By Shane Harrison
BBC Northern Ireland Dublin correspondent
The Taoiseach, Bertie Ahern, is no stranger to Stormont and its rolling grounds in east Belfast.
Tony Blair and Bertie Ahern have enjoyed a good working relationship
In 1997 shortly after burying his mother, he left Dublin by helicopter for Castle Buildings in Stormont to continue negotiating the Good Friday Agreement.
And while the DUP has insisted on some changes to the Agreement in the intervening years, it remains the basis for devolution in Northern Ireland.
Perhaps it's because people know that he invested so much in the peace process at a difficult time for him personally that Bertie Ahern always gets a good reception on his visits to Northern Ireland.
The same can't be said about some of his predecessors as Irish Republic prime minister.
In 1965, DUP leader Ian Paisley protested as Sean Lemass made his way by car up the long avenue in Stormont for a meeting with the Northern Ireland prime minister, Captain Terence O'Neill.
And in 1990 Charles Haughey, while addressing the Institute of Directors on economic matters, had to listen to noisy heckles outside the Europa Hotel from unionists protesting against the Anglo-Irish Agreement and Dublin having a say in Northern Ireland's internal affairs.
Ireland is far removed from what Eamon de Valera envisaged
How times have changed!
Bertie Ahern, who is in the middle of an election campaign, knows that his presence in Stormont, his meeting with Ian Paisley on the banks of the Boyne on 11 May and his address to both houses of parliament at Westminster four days later, will do him no harm with the voters.
The three occasions will remind his electorate that he played a key role in bringing peace, devolution and normality to Northern Ireland.
But Bertie Ahern's Fianna Fail party didn't always have such a cosy relationship with unionists.
When Eamon de Valera, another of Bertie Ahern's predecessors, founded Fianna Fail in 1926 he had two aims: Irish unity and restoring the Irish language.
Neither goal has been achieved, although the party continues to pay lip-service to the desirability of both.
The violence of the Troubles forced Fianna Fail to confront its rhetorical nationalism and to accept the principle that Northern Ireland would remain part of the United Kingdom as long as a majority there consented to such an arrangement.
Bertie Ahern and Albert Reynolds, as former Fianna Fail prime ministers, were both keen to reassure unionists that their party accepted the consent principle.
This helped the party transform its relationship with the majority community in Northern Ireland and develop relationships on the island.
In the past, many in Northern Ireland believed the Republic wanted to gobble them up into a united Ireland, but few now hold such views.
Indeed, the south is seen less as a threatening animal and more as a golden cow to be milked.
The Irish government, with its booming Celtic Tiger economy, is helping the British government to fund the Northern Ireland infrastructure deficit.
Bertie Ahern, who is famed for his negotiating skills, has played a key role in all these changes - something that even his political opponents acknowledge.
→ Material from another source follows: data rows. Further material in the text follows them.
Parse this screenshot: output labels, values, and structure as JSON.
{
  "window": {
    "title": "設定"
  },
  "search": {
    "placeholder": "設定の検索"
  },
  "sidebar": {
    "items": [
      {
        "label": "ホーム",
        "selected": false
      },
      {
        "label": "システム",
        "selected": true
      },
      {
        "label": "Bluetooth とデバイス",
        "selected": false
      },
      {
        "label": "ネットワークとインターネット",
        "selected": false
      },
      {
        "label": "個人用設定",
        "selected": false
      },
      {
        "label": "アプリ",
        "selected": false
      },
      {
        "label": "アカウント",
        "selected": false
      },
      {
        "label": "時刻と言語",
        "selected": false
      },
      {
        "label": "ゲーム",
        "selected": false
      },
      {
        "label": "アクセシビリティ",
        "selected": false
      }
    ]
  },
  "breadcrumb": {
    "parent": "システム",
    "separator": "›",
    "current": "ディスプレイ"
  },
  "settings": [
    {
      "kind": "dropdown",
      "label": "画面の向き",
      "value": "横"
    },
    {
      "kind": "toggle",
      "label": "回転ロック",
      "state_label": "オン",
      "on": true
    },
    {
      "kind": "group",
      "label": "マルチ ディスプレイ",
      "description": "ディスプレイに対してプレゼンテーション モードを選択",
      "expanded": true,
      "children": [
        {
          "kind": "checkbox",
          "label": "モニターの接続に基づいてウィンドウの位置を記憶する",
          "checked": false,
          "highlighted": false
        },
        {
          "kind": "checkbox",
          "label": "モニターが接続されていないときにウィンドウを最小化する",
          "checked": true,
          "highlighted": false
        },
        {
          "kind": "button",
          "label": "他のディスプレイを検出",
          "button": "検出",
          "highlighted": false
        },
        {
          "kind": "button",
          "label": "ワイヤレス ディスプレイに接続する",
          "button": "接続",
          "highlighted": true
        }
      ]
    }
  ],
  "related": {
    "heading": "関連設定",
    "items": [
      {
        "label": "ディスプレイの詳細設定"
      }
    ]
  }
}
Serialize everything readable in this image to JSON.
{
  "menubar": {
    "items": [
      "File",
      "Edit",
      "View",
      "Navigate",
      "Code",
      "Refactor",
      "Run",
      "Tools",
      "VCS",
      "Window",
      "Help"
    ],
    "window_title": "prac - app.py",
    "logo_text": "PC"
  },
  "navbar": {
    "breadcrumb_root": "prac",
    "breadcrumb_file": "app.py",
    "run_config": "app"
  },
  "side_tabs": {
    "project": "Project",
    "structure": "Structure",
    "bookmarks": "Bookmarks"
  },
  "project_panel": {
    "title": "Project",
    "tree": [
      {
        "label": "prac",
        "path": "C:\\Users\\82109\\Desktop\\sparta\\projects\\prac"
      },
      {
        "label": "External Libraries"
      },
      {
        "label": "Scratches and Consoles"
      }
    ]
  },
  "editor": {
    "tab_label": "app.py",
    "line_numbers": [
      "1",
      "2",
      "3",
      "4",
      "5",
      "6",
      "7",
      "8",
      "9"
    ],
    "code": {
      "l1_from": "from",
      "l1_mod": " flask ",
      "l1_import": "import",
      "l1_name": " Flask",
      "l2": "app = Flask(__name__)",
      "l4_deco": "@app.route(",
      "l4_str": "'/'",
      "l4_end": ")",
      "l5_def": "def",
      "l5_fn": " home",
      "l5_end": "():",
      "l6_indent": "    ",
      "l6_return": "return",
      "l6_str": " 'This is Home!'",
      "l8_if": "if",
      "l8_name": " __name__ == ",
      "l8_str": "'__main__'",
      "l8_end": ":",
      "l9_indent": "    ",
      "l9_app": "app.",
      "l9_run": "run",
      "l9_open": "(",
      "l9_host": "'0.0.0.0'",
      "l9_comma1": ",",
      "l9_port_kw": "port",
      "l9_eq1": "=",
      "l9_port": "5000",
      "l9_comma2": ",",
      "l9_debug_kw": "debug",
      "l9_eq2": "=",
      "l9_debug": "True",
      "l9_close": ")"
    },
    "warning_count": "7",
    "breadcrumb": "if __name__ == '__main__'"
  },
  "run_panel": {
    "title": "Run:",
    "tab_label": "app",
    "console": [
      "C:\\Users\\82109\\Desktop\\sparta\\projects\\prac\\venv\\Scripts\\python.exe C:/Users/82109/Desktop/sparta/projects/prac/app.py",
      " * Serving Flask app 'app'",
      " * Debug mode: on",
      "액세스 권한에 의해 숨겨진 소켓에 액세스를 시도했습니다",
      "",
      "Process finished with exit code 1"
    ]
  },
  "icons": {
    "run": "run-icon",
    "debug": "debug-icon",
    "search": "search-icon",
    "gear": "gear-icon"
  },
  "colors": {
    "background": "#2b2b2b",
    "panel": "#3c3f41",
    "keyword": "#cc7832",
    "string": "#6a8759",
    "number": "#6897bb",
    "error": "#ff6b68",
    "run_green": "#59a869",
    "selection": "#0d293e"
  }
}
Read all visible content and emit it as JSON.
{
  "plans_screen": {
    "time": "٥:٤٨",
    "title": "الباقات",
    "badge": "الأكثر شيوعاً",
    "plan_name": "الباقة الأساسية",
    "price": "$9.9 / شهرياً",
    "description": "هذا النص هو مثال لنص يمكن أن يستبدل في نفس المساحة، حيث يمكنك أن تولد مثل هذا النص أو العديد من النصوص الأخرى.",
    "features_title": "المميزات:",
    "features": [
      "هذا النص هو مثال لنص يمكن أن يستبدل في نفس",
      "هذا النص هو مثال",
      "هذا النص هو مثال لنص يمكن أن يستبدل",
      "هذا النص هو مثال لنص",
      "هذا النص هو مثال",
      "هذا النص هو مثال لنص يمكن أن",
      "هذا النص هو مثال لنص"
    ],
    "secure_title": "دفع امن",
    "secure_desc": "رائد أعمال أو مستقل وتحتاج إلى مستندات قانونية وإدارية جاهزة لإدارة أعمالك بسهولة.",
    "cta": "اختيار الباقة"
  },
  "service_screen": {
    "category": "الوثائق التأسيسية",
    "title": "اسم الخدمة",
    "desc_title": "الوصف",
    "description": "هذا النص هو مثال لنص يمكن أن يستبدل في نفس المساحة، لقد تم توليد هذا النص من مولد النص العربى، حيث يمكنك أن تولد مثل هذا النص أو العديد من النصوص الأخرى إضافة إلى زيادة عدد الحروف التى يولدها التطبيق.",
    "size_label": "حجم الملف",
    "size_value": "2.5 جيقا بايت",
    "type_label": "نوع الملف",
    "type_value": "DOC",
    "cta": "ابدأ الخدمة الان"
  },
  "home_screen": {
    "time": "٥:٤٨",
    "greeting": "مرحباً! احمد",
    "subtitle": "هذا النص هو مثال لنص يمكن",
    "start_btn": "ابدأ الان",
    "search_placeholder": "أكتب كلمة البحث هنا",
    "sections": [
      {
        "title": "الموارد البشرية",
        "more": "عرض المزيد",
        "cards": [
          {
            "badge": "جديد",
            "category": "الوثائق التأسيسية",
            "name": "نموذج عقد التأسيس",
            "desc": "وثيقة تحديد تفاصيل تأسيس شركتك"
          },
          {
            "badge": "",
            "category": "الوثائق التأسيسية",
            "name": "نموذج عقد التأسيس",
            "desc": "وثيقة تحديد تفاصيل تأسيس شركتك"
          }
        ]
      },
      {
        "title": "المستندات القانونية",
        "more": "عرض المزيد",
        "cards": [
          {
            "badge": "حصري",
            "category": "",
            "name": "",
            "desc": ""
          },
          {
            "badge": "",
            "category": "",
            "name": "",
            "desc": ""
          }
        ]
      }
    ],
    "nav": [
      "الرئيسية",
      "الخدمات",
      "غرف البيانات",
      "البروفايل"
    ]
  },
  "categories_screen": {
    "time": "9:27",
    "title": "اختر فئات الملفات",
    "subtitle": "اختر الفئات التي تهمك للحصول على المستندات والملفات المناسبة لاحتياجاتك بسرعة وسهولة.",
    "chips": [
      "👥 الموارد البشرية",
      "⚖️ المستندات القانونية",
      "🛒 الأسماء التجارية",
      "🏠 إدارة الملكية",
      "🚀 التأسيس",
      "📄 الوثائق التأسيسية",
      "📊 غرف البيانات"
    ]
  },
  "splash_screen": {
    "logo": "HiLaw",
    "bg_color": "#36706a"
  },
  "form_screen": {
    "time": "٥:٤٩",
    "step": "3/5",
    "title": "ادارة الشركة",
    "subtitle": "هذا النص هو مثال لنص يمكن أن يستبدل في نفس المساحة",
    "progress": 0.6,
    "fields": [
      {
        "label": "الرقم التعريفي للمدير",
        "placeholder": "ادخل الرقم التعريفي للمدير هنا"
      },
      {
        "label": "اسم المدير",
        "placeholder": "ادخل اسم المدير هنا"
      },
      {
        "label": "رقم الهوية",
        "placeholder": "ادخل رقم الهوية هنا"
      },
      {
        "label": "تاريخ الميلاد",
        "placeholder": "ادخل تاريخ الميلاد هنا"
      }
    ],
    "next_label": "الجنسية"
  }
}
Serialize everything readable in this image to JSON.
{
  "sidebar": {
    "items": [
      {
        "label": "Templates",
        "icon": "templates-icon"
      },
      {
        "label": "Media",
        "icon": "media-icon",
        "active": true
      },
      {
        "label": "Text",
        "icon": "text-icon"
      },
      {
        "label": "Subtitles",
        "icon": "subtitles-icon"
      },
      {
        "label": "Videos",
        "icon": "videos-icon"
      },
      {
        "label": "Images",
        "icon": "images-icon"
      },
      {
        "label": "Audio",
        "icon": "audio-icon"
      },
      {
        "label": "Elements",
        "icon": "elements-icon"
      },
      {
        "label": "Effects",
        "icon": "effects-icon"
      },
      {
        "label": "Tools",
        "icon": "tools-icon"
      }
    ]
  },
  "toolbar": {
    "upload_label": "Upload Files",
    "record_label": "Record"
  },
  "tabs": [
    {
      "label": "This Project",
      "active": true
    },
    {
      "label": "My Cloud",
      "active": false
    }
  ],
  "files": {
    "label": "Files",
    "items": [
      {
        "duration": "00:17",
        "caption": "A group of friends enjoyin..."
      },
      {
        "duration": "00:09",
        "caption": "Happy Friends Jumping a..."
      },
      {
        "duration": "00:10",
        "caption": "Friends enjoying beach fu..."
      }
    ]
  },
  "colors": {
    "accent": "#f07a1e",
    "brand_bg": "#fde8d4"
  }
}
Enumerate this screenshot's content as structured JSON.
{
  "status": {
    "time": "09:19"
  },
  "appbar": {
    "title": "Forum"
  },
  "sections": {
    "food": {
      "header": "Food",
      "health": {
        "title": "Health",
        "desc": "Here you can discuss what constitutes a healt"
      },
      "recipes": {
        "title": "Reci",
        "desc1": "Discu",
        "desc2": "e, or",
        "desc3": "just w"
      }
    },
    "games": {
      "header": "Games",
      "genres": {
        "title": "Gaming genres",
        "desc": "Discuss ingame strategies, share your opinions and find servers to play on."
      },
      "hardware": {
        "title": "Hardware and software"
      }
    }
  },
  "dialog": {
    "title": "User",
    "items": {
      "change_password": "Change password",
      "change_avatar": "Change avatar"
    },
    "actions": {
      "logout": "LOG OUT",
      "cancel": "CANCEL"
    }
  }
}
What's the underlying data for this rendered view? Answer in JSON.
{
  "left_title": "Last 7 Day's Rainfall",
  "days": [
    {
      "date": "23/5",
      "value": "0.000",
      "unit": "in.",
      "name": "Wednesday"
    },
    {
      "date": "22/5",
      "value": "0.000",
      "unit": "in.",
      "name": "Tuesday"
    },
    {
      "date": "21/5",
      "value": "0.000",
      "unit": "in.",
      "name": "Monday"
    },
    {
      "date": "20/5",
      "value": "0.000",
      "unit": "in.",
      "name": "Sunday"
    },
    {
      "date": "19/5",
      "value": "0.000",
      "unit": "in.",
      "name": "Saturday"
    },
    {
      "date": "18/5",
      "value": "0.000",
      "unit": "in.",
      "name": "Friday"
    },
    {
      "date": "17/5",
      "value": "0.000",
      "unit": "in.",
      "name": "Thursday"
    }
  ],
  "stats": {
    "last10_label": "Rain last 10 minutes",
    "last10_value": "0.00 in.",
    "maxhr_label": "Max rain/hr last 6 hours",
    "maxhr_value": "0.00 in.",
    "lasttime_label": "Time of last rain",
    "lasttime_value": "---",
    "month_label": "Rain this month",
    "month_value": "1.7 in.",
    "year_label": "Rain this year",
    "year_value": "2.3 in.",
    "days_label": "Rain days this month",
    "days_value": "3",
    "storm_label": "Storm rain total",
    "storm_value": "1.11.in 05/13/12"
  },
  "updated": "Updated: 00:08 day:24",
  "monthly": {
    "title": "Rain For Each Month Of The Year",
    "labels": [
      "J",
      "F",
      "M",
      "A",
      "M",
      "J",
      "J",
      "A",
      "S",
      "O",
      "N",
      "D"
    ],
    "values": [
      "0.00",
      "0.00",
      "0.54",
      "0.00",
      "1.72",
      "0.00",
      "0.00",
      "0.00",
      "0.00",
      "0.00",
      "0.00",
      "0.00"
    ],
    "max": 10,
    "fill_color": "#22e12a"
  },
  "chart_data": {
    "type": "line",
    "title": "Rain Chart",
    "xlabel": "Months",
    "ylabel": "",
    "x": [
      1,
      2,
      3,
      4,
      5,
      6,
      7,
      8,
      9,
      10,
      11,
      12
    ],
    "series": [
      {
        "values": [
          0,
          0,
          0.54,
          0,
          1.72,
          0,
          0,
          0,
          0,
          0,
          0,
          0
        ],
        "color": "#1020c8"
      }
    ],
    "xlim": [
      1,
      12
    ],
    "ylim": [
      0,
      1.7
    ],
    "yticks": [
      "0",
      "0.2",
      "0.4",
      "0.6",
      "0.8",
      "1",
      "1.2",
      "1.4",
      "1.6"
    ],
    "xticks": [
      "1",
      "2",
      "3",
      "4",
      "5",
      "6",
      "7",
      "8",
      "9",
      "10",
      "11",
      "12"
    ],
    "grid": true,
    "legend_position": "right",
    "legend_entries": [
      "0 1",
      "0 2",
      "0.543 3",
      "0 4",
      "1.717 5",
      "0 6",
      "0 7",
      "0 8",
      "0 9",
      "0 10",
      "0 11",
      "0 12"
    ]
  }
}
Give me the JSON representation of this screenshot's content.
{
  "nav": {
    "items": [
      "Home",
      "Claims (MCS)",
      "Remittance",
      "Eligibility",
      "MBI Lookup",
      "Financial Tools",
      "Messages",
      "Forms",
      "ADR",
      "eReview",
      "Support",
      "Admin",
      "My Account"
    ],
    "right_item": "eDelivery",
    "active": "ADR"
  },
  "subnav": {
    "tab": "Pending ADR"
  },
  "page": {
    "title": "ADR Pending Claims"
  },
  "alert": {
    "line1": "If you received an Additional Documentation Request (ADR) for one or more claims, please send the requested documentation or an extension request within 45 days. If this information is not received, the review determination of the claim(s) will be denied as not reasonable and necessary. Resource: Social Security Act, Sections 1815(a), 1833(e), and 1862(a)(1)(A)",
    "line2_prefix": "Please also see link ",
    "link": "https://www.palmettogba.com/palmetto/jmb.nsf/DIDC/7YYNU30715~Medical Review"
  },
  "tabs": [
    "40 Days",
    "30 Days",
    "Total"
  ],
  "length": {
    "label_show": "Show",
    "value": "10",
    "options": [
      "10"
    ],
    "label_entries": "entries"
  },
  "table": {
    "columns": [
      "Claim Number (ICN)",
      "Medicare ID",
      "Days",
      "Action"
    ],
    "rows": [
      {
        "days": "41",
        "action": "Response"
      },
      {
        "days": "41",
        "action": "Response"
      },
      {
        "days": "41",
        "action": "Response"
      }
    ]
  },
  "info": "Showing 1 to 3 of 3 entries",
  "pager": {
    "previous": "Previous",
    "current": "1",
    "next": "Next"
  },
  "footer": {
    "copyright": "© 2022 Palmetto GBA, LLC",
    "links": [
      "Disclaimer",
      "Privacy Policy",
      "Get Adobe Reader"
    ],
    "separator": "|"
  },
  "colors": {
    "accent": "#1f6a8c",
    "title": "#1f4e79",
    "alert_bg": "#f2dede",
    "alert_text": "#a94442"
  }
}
Even Ian Paisley, the scourge of many an Irish leader, speaks highly of him.
So, Bertie Ahern will not to have to duck snowballs or any other missiles as he makes his way to Stormont.
And not just because the weather is too warm for snow: it's also because many people in Northern Ireland politics have grown to respect the pint-drinking, sports-mad, man of the people.
The election result in the Republic's 24 May poll will show whether voters in the south still think as fondly of him as many north of the border do.